“There is a shortage of upstream steel capacity which, combined with higher raw materials costs, should ensure that demand and prices remain high for several years.”… [emphasis added]

Inserted from <FT>

Once upon a time, the US was the steel capitol of the world providing low cost, high quality product for the world.  Thanks to free trade, rather than fair trade, policies of the last 20 years, I question whether we have the production capacity to rebuild our own infrastructure.  Steel is not the only thing going up.

bigoil2 Oil prices hit an all-time high near US$120 a barrel Monday after a weekend refinery strike closed a pipeline system that delivers a third of Britain’s North Sea oil to refineries in the U.K.

The shutdown comes amid other supply outages in Nigeria that have helped to support oil against a strengthening dollar.

“We’ve got a confluence of a number of events that have really disrupted crude oil supply,” said Victor Shum, an energy analyst with Purvin & Gertz in Singapore. “That’s what’s driving oil to a new record even though the U.S. dollar actually strengthened a bit.”

Light, sweet crude for June delivery rose to a record US$119.93 a barrel in electronic trading on the New York Mercantile Exchange. The contract eased back to US$119.40 a barrel by midday in Singapore, up 88 cents from Friday’s close of US$118.52… [emphasis added]

Inserted from <IHT>

When Texas Torquemada took stole office in 2001 the price of oil was $31 a barrel.  That’s an increase of 387%.  I bet the Crawford Cronies are celebrating this news.  McConJob wants more tax breaks for the oil companies.

McCain Begins to Crumble

Picking on McConJob is great sport, and nobody does it better than Keith Olbermann.  Here he teams up with Eugene Robinson.

McCain Loves Lobbyists, Disses Oregon Voters

mccain4 Senator John McCain has staked his campaign for the presidency in large part on his reputation as a reformer intent on curbing the influence of money in politics.

But an examination by The New York Times of a list of 106 elite fund-raisers who have brought in more than $100,000 each for Mr. McCain found that about a sixth of them were lobbyists. The list of “bundlers” was released on Friday by the McCain campaign.

The sizable number of lobbyists, who are outnumbered on the list only by those working in the financial services industry, offers another example of the balancing act that Mr. McCain, the presumptive Republican nominee, is having to strike as he campaigns for the presidency and seeks to maintain his reputation as a reformer… [emphasis added]
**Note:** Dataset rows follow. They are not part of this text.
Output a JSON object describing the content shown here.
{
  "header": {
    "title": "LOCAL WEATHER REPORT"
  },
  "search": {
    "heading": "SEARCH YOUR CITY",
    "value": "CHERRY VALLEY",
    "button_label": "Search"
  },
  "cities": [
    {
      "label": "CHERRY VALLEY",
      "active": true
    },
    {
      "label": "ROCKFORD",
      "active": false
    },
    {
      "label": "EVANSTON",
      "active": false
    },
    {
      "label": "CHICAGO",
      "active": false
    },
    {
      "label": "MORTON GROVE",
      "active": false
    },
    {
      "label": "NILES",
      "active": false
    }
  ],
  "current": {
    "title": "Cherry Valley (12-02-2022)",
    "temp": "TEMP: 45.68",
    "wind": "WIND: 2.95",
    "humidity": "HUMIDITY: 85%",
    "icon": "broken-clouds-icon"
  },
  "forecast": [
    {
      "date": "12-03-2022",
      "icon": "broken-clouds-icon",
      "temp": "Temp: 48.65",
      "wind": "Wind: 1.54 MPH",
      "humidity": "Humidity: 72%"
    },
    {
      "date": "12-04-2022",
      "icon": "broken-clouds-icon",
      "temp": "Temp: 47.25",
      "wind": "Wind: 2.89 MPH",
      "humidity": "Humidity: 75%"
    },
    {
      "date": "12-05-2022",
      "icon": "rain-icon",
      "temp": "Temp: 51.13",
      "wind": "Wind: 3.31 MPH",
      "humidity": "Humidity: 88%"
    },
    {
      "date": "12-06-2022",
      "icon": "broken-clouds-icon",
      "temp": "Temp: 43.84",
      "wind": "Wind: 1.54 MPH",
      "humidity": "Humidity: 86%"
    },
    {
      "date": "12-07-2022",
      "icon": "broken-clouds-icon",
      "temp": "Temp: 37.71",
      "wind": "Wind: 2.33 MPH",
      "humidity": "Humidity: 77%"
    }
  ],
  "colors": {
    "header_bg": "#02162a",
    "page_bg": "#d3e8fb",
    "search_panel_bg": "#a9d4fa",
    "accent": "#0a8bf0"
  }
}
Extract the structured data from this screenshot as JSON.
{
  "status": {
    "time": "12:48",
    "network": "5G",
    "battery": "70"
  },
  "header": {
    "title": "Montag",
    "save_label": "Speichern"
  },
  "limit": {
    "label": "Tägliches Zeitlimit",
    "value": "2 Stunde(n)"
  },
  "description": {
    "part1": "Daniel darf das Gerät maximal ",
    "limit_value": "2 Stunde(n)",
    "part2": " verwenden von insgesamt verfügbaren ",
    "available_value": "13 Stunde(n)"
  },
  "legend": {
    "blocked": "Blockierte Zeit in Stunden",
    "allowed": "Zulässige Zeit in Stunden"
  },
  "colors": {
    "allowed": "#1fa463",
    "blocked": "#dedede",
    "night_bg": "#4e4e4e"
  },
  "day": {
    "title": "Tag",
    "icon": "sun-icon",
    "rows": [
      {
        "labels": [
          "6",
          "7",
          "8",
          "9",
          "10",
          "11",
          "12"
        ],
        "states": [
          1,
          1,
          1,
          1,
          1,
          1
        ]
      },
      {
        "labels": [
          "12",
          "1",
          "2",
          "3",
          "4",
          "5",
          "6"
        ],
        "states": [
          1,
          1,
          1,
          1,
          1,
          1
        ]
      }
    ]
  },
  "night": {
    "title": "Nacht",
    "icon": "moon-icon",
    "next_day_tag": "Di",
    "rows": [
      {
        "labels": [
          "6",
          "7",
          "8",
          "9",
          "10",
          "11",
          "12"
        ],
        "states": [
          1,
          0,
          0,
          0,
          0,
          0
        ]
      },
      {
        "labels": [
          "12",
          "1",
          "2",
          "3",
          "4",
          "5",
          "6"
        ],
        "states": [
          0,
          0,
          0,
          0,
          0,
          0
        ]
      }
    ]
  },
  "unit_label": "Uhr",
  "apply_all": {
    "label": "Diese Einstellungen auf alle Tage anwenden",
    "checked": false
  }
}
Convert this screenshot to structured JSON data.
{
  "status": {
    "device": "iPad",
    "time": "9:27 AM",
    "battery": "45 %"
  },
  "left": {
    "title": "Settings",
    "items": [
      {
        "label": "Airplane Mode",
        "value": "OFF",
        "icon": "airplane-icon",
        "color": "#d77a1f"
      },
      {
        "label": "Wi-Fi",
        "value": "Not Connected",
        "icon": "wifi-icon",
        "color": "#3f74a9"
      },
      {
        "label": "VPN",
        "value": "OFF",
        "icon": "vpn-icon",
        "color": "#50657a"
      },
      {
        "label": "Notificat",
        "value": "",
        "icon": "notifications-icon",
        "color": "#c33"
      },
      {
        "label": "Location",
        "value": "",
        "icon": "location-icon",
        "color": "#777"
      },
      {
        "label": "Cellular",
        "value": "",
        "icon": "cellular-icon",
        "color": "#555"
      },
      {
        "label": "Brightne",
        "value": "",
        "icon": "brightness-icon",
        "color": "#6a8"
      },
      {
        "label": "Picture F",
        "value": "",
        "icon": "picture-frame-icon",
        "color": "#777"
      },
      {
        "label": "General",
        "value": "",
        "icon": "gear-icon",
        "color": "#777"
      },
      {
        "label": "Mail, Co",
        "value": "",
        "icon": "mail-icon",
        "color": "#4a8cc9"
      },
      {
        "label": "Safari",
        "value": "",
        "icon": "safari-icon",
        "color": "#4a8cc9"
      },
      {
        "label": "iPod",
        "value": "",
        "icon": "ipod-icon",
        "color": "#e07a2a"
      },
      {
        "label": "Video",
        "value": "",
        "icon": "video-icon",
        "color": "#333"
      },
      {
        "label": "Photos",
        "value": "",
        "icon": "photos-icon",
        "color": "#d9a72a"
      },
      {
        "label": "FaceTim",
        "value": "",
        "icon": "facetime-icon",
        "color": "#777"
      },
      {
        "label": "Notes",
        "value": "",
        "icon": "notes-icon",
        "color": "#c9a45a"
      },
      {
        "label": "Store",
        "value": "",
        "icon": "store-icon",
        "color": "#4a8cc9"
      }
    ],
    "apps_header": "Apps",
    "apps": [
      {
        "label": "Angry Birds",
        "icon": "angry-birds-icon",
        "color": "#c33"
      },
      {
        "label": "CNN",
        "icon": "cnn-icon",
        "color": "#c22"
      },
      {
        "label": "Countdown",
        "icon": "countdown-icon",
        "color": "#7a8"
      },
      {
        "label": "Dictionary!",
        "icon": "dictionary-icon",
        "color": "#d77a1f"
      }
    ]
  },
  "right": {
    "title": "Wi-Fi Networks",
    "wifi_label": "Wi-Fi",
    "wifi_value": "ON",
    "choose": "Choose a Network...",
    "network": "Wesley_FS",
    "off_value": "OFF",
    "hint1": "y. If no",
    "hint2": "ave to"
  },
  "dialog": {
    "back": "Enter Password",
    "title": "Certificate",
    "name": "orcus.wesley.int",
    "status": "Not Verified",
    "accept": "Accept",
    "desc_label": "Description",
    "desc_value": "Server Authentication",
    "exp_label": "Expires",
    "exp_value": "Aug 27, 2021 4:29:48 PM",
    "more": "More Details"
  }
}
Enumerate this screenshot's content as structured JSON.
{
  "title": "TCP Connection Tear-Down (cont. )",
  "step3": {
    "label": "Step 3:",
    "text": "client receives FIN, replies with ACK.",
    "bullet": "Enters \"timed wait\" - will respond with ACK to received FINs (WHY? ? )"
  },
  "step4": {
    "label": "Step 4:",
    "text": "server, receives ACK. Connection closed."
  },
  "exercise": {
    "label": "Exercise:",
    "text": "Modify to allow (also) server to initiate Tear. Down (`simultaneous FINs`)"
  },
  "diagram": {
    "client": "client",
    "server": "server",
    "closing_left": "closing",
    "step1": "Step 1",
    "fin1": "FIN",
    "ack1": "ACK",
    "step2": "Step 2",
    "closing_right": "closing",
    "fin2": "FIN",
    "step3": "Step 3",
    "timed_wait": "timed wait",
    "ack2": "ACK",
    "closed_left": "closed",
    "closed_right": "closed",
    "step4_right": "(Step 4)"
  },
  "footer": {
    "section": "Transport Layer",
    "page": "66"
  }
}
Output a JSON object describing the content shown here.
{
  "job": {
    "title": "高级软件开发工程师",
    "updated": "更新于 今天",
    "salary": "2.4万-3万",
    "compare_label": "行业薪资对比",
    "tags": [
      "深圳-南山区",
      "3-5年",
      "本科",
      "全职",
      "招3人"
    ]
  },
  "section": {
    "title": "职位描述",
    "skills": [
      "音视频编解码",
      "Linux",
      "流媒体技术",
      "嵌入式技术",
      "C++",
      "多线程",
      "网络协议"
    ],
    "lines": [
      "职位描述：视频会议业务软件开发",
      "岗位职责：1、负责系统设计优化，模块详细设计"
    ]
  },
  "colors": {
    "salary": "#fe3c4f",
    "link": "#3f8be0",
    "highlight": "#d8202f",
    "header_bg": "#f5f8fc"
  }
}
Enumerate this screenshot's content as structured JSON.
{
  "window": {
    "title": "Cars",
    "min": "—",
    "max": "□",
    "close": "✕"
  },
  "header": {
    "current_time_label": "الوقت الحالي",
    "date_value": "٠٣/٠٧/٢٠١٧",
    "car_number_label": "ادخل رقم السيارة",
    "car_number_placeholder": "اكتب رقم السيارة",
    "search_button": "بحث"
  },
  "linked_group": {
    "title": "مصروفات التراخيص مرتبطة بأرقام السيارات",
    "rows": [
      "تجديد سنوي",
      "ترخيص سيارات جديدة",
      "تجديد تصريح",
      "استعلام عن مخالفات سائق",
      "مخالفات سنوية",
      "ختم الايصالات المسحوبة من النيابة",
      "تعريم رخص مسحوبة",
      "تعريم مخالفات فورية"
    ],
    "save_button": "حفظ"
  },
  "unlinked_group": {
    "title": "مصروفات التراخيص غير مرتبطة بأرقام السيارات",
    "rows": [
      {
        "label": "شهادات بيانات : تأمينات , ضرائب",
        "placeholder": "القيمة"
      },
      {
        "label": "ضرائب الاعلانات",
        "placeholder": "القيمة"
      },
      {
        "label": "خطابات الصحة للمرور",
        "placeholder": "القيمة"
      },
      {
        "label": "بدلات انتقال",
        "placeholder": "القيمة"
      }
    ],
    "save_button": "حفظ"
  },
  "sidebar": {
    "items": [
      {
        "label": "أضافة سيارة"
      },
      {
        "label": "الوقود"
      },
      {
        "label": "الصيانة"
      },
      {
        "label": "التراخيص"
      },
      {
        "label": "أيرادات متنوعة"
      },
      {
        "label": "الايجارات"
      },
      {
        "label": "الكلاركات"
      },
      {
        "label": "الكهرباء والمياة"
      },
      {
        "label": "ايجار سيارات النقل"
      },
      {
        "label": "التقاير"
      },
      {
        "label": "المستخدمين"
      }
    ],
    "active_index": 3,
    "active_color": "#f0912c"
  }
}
Inserted from <NY Times>

So the second biggest block of fundraisers McConJob has are lobbyists, the very people he pretends to oppose.  And the biggest block is financial services.  Interpret that as the same group of multi-millionaires who scammed America, only to be bailed out by the Bush/GOP Reich, a move McMillionaire vociferously supports, but opposes help for home opwners, because Supply-side Jesus (the GOP invention, not to be confused with the real one) forbids that an undeserving borrower slip in.

Next, McConJob does not give a damn about my state.

mccain_bush_hug For the first time in modern Oregon politics, a major presidential campaign has missed the Oregon Voters’ Pamphlet deadline. John McCain’s campaign will not be included in the Oregon Voters’ Guide for our May 20 primary.

At a mere $1000 dollars, the Oregon Voters’ Pamphlet is one of the most cost-effective voter contact tools available anywhere. Which is why contested and uncontested primary campaigns alike fail to participate at their peril… [emphasis added]

Inserted from <Blue Oregon>

Leave it to McConJob to show such total disrespect for Oregon voters, and by implication, voters everywhere.